“What we have seen in Syria is the mutation of the conflict. It is no longer just an internal conflict between the Assad regime and the opposition. It’s a regional war by proxy and international conflict between the U.S. and Russia,” Gerges added.
Meanwhile, Hamish de Bretton-Gordon, a former commander of British biological and chemical counterterrorist forces, said he’s been studying the apparent attack and speaking with doctors and others in Damascus. Despite U.S. and British claims that most of the evidence from the attack will have been destroyed, degraded or tampered with, he believes that U.N. inspectors will be able to identify what chemical was used and who used it based on the recovery of the delivery systems employed. Other experts in the field of chemical warfare said that tissue samples collected will also provide important answers.
Diplomacy still possible, or military intervention inevitable?
Lord Mark Malloch Brown, the former U.N. deputy secretary general, postulated that if it is proved that Assad’s military carried out the attack, then “you have to assume that he has discounted the West and wants to expose the hollowness of its threats.”
Yet even in that instance, Malloch Brown and others believe a diplomatic solution to resolving the crisis is still possible.
The British Prime Minister David Cameron said he wants to put forward a “game-changing” U.N. resolution that would give the Syrian government “one last chance” to disarm.
Some analysts believe that perhaps the enormous pressures on all parties now brought on by the chemical weapons attacks might just force the government and the rebels towards a negotiated political settlement, with the latest speculation focusing on Geneva talks in October. But such a possibility would be upended in the event of Western military action.

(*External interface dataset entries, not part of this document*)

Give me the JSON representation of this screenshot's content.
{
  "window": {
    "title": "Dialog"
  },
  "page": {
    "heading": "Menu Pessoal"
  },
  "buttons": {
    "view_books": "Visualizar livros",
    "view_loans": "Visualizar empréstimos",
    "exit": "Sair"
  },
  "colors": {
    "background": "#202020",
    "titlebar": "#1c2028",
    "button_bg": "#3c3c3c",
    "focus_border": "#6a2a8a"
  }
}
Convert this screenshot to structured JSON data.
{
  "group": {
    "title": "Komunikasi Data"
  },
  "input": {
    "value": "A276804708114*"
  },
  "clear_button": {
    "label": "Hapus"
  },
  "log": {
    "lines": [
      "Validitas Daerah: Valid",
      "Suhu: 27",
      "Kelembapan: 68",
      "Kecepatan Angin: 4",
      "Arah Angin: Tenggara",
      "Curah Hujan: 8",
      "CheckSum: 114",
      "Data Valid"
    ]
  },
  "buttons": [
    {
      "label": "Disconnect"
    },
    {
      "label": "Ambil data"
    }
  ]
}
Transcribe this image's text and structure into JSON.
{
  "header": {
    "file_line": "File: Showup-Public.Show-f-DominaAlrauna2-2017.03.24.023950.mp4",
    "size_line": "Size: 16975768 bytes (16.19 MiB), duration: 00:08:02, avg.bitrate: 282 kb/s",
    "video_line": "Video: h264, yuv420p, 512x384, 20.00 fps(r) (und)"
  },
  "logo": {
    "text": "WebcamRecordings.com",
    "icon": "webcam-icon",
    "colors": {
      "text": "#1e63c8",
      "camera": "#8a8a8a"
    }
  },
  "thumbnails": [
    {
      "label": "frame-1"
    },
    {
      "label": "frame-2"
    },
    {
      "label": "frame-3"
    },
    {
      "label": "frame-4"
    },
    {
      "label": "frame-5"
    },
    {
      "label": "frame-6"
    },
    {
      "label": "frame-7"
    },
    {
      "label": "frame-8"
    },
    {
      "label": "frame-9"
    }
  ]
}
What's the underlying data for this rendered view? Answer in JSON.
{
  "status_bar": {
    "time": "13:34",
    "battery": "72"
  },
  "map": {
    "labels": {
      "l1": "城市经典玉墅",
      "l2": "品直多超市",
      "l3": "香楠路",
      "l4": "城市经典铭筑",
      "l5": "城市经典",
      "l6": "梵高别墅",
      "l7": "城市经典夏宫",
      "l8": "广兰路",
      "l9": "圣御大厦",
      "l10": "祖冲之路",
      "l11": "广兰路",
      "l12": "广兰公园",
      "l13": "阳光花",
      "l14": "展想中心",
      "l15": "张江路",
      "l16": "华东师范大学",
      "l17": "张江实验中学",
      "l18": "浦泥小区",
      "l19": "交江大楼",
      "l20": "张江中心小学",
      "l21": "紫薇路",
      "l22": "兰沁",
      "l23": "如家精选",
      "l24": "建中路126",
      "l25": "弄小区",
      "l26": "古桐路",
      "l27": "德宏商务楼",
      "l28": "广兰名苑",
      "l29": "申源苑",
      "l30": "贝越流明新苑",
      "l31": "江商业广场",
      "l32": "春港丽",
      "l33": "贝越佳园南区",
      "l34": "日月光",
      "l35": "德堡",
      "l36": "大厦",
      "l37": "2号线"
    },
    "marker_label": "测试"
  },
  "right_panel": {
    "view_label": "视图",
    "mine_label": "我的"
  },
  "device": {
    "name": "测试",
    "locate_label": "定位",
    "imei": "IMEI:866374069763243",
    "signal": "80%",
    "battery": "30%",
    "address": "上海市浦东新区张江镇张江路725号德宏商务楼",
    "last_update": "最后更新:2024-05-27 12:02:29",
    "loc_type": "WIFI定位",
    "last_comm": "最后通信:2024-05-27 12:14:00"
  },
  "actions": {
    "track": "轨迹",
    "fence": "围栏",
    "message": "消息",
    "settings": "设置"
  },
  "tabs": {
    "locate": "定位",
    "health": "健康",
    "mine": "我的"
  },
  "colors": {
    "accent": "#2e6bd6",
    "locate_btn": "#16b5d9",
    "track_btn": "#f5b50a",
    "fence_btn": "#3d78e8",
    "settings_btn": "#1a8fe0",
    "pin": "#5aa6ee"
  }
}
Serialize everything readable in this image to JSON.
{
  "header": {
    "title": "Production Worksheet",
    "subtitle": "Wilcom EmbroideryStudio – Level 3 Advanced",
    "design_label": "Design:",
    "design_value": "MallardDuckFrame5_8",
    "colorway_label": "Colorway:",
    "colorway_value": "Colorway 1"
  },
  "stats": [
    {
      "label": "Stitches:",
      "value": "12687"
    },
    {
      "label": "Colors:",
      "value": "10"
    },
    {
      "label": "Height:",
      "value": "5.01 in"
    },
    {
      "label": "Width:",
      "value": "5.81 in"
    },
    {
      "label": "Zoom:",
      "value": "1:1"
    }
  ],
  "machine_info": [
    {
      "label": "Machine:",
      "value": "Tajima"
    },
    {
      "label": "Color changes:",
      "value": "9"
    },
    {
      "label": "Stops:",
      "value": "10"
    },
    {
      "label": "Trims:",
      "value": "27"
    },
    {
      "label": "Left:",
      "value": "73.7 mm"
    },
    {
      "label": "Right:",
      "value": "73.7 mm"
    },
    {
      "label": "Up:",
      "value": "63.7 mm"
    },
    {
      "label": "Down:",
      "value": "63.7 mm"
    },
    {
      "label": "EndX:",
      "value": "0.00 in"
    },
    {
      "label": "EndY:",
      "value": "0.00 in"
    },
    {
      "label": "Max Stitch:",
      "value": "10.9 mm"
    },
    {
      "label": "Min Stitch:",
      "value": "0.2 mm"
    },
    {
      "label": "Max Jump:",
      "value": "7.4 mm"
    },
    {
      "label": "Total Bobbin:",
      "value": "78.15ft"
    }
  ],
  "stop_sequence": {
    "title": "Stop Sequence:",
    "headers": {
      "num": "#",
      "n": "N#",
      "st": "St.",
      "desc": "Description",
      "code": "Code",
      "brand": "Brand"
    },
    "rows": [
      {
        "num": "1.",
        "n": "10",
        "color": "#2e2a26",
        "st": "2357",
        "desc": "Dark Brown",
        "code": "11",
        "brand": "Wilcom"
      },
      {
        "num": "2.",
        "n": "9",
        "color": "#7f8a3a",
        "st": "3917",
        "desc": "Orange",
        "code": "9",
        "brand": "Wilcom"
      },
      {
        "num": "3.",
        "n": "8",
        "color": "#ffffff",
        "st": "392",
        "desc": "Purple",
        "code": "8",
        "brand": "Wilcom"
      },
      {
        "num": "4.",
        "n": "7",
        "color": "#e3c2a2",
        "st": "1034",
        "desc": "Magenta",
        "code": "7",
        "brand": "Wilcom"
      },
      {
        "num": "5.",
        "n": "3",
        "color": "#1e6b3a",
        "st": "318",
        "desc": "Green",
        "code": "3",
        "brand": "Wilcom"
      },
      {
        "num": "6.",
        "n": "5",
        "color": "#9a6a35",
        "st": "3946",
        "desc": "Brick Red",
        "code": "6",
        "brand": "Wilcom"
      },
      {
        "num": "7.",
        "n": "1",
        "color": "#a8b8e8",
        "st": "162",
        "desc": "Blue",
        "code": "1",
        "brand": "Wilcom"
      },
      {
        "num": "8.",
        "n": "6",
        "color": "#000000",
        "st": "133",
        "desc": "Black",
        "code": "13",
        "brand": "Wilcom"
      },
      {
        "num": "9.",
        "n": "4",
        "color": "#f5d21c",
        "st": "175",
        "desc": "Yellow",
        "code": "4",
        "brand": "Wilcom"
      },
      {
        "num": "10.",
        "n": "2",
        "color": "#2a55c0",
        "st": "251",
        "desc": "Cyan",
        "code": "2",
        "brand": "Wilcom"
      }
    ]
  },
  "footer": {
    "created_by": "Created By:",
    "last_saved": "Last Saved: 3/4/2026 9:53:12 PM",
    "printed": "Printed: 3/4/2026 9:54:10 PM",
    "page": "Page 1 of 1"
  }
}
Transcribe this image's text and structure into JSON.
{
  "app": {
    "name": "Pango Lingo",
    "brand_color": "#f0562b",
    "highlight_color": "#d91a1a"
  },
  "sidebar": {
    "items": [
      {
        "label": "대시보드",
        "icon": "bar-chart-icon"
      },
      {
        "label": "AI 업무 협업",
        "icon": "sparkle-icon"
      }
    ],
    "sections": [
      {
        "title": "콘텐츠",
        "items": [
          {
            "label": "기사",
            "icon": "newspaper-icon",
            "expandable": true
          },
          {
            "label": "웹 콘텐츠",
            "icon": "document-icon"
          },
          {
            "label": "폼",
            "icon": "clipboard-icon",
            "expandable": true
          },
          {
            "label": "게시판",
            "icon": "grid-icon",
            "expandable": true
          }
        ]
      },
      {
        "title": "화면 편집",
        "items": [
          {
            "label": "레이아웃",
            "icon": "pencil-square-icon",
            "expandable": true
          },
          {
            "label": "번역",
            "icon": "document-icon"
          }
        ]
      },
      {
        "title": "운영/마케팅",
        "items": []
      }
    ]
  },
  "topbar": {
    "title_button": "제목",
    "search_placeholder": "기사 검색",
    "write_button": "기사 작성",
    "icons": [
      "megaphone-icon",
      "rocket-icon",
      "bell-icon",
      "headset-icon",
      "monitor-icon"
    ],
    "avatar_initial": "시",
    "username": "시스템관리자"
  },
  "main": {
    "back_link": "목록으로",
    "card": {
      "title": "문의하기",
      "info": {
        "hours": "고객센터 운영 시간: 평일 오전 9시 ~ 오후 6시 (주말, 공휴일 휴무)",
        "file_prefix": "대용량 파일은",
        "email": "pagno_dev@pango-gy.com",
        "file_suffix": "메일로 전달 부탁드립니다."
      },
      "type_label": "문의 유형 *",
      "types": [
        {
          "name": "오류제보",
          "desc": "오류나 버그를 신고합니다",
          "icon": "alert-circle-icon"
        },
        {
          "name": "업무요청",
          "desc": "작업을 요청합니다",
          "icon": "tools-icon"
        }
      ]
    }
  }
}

The chairman of the U.S. Joint Chiefs of Staff, General Martin Dempsey, is in Jordan meeting with defense ministers from Western and Mideast allies to discuss the situation in Syria. Although the meeting was planned two months ago, it has taken on greater urgency since the chemical attack.
American Defense Secretary Chuck Hagel said Obama has been provided with a range of options for possible military intervention, including cruise-missile strikes on government targets. Meanwhile, U.S. naval forces have been repositioned in the Mediterranean and are on stand-by for a strike on Syria.
Other U.S. officials caution that targeted strikes could risk triggering a bloody escalation. Retaliatory attacks against the U.S. and its allies in the Mideast would push Washington to respond in kind and increase the chances of full-scale war.